Mental stimulation is very important for all pets, but particularly for those with CDS. Molly’s owners worked hard at keeping up her quality of life. They gave her several different supplements made for dogs with CDS. Daily walks and balance exercises on a disc kept her in shape. She played hide and seek games and was rewarded with treats when she found the owners. They also hid food or toys and told her to go find it. Feeding puzzles, where the dog has to paw at something to get the treat, were also useful.
To keep her occupied during the day and less likely to randomly bark, she got Kong toys filled with frozen peanut butter and plain yogurt. Stairs were blocked off to prevent her tumbling down them, and ramps outside were marked with essential oils to help her find them.
Bedtime was a source of anxiety for both the owners and Molly. I prescribed various antianxiety medications for her, some of which helped provide sedation. Her owners also used Adaptil, a pheromone spray with calming effects, and essential oils to help calm her. One owner would lie next to her at bedtime and use long stroking motions to relax her.
Acupuncture was also helpful for the anxiety, and she was calmer after those sessions. Molly’s CDS was managed for many months, and she celebrated her 16th birthday in style. But then she developed fecal incontinence and pooped randomly in the house. At that point her quality of life was compromised, and I euthanized her.
With dogs and cats living to very old age, CDS is becoming more common. There isn’t a cure, but it can be managed, improving everyone’s quality of life. If you think your pet is showing signs of senility, please talk with your veterinarian about treatments and medications. This is trial and error, but with love and perseverance, hopefully your pet can live a long and happy life, just like Molly.

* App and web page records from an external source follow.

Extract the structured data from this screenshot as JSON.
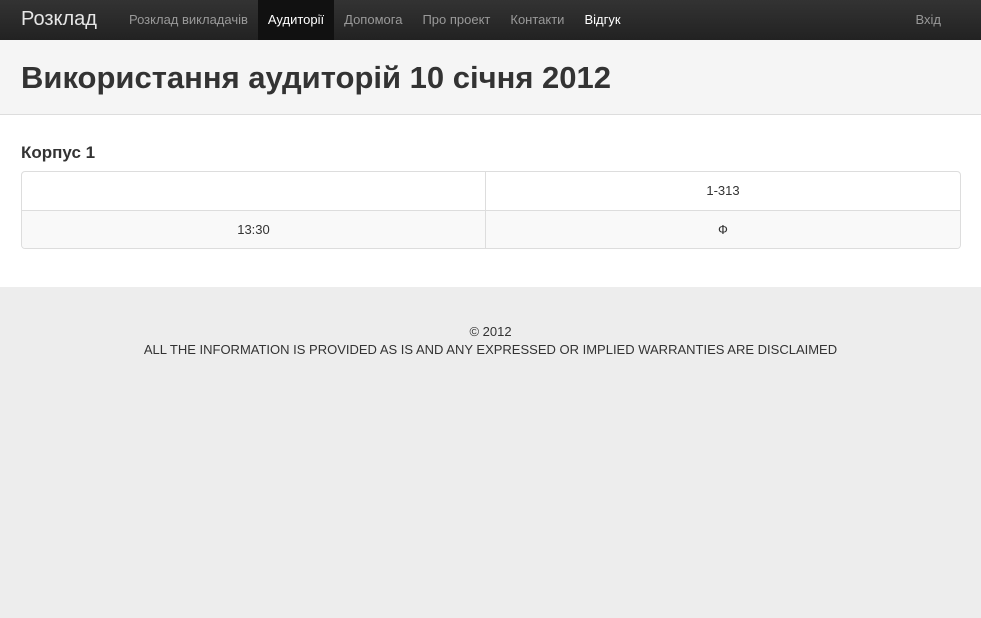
{
  "navbar": {
    "brand": "Розклад",
    "items": [
      {
        "label": "Розклад викладачів"
      },
      {
        "label": "Аудиторії"
      },
      {
        "label": "Допомога"
      },
      {
        "label": "Про проект"
      },
      {
        "label": "Контакти"
      },
      {
        "label": "Відгук"
      }
    ],
    "active_item": "Аудиторії",
    "login": "Вхід"
  },
  "page": {
    "title": "Використання аудиторій 10 січня 2012"
  },
  "main": {
    "section_title": "Корпус 1",
    "table": {
      "header": [
        "",
        "1-313"
      ],
      "rows": [
        [
          "13:30",
          "Ф"
        ]
      ]
    }
  },
  "footer": {
    "copyright": "© 2012",
    "disclaimer": "ALL THE INFORMATION IS PROVIDED AS IS AND ANY EXPRESSED OR IMPLIED WARRANTIES ARE DISCLAIMED"
  },
  "colors": {
    "navbar_bg": "#222222",
    "active_nav_bg": "#111111",
    "page_header_bg": "#f5f5f5",
    "footer_bg": "#ededed"
  }
}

Lori Scarlett, DVM, is the owner and veterinarian at Four Lakes Veterinary Clinic. For more information, visit fourlakesvet.com .